Segment Start: Records for the task

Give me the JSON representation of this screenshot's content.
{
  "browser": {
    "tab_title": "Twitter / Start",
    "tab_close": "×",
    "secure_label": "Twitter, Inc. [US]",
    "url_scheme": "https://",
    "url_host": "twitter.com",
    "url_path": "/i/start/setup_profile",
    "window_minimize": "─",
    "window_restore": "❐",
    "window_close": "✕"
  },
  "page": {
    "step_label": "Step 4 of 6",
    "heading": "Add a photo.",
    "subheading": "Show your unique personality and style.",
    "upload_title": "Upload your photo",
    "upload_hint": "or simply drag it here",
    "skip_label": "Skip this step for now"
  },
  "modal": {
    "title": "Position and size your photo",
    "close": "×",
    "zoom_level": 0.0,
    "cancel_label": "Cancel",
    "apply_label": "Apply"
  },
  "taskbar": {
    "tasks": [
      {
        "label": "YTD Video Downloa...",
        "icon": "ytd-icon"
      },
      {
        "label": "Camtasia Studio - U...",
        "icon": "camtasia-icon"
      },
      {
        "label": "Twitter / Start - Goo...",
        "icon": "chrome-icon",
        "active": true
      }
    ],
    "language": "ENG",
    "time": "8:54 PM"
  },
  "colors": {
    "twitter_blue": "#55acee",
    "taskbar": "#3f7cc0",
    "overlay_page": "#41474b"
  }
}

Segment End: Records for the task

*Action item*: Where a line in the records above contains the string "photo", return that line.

*Task response*:
    "heading": "Add a photo.",
    "upload_title": "Upload your photo",
    "title": "Position and size your photo",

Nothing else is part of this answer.